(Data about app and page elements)
:::

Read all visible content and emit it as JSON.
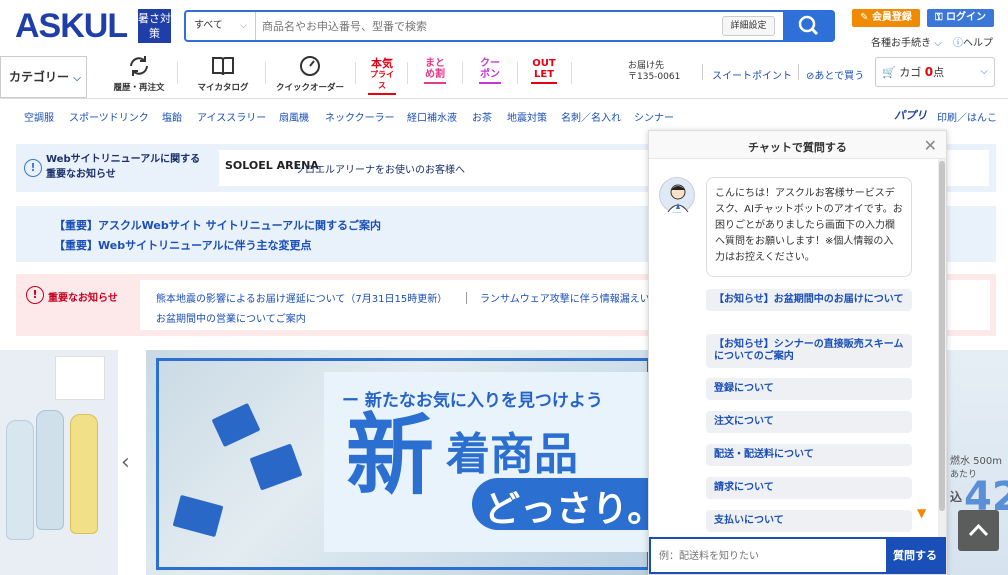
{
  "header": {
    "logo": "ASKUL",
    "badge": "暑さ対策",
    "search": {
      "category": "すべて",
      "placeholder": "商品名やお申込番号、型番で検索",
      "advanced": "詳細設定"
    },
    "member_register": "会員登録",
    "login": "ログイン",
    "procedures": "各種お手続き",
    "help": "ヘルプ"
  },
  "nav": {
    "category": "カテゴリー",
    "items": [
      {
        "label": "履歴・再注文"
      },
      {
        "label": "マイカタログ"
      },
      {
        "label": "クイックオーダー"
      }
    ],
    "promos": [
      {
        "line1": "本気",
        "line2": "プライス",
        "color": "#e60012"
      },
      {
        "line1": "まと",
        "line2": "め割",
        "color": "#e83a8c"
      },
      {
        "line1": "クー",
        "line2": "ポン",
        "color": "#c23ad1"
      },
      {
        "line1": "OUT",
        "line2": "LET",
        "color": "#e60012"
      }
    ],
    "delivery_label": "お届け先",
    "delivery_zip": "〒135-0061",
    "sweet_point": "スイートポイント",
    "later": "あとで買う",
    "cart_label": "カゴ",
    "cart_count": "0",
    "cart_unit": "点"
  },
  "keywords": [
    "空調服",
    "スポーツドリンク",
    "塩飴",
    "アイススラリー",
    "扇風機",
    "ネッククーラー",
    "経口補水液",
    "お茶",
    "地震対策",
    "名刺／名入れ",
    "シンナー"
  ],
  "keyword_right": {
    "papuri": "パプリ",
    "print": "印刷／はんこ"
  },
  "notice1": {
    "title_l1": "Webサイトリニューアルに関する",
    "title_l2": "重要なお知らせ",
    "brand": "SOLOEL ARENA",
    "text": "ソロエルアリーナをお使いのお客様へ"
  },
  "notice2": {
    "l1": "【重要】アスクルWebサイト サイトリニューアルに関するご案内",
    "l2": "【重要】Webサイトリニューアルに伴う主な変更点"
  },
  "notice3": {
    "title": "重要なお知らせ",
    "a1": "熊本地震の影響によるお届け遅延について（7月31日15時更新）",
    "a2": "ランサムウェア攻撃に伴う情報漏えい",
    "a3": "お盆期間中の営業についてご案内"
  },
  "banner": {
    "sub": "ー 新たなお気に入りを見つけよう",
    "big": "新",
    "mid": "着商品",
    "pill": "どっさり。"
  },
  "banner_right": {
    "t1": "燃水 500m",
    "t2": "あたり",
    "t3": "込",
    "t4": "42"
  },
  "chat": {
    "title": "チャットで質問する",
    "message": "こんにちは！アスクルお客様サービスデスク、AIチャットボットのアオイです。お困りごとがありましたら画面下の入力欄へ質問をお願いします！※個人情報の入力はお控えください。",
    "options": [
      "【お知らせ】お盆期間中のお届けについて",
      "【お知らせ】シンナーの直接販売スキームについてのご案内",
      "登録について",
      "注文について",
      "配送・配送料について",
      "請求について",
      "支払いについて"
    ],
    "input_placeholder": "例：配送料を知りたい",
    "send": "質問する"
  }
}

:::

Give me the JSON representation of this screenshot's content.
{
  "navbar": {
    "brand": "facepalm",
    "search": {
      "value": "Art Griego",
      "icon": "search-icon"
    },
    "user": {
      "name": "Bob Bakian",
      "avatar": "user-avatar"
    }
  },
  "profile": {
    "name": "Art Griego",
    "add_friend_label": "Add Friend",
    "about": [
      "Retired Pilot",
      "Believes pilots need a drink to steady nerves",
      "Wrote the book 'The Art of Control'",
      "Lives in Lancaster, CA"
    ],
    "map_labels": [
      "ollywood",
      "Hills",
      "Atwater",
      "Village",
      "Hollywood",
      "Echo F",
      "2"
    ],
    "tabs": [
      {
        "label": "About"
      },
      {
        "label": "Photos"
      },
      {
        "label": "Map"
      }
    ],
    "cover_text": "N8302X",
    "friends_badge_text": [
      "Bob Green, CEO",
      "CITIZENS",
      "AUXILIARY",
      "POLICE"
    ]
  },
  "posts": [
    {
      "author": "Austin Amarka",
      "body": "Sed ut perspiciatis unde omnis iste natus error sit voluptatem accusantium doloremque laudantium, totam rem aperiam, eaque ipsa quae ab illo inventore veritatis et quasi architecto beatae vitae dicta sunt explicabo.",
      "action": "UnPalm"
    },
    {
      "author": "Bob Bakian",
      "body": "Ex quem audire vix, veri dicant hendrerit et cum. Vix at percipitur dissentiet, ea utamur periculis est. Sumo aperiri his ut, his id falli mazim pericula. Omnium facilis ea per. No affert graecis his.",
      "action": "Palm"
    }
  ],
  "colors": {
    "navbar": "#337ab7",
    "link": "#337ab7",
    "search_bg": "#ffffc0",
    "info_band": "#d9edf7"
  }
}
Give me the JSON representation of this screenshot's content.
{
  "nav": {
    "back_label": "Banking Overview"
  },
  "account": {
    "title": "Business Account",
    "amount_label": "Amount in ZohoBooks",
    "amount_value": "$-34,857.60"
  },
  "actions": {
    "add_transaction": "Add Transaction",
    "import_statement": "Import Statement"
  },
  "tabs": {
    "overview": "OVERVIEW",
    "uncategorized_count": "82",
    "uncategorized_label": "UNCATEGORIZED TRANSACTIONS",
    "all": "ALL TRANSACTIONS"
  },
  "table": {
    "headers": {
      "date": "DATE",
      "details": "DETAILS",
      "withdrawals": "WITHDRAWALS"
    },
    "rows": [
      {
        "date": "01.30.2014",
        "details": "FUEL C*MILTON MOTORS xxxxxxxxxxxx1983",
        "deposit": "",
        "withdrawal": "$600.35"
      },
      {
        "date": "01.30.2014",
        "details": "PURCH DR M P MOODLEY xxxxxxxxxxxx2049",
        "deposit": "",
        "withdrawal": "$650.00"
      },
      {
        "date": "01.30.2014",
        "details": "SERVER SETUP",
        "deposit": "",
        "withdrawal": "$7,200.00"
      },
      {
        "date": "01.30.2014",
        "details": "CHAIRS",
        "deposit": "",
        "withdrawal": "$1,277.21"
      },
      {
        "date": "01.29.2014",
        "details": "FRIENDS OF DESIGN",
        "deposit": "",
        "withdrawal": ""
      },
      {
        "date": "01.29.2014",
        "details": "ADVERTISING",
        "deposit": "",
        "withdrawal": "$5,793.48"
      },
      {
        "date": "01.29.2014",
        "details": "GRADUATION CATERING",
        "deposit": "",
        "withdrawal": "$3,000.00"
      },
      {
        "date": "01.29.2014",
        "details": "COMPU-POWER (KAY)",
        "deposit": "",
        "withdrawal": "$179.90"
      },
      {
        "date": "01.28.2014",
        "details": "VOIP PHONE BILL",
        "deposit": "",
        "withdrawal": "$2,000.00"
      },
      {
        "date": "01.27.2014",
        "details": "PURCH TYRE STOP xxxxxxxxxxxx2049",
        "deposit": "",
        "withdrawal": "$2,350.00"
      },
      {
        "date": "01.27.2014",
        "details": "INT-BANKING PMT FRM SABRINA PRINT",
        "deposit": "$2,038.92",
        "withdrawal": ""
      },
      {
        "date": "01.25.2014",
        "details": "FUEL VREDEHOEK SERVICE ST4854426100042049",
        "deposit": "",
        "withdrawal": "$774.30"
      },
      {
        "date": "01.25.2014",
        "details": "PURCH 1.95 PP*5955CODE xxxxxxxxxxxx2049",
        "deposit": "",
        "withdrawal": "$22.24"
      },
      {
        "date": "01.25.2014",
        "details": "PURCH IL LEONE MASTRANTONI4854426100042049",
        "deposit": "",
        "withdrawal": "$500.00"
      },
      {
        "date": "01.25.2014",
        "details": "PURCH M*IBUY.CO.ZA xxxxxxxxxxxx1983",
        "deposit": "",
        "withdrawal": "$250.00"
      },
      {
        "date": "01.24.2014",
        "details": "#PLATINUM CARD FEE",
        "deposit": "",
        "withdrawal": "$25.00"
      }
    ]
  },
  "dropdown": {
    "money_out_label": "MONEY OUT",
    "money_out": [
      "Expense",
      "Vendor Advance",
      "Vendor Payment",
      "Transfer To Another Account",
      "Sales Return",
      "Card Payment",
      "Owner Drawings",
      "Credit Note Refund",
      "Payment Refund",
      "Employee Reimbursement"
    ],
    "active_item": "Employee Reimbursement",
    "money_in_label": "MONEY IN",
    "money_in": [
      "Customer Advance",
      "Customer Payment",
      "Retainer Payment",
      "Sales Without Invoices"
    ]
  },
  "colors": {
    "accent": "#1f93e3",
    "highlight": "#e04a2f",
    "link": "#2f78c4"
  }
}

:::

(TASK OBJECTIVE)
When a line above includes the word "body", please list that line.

(WRITTEN ANSWER)
      "body": "Sed ut perspiciatis unde omnis iste natus error sit voluptatem accusantium doloremque laudantium, totam rem aperiam, eaque ipsa quae ab illo inventore veritatis et quasi architecto beatae vitae dicta sunt explicabo.",
      "body": "Ex quem audire vix, veri dicant hendrerit et cum. Vix at percipitur dissentiet, ea utamur periculis est. Sumo aperiri his ut, his id falli mazim pericula. Omnium facilis ea per. No affert graecis his.",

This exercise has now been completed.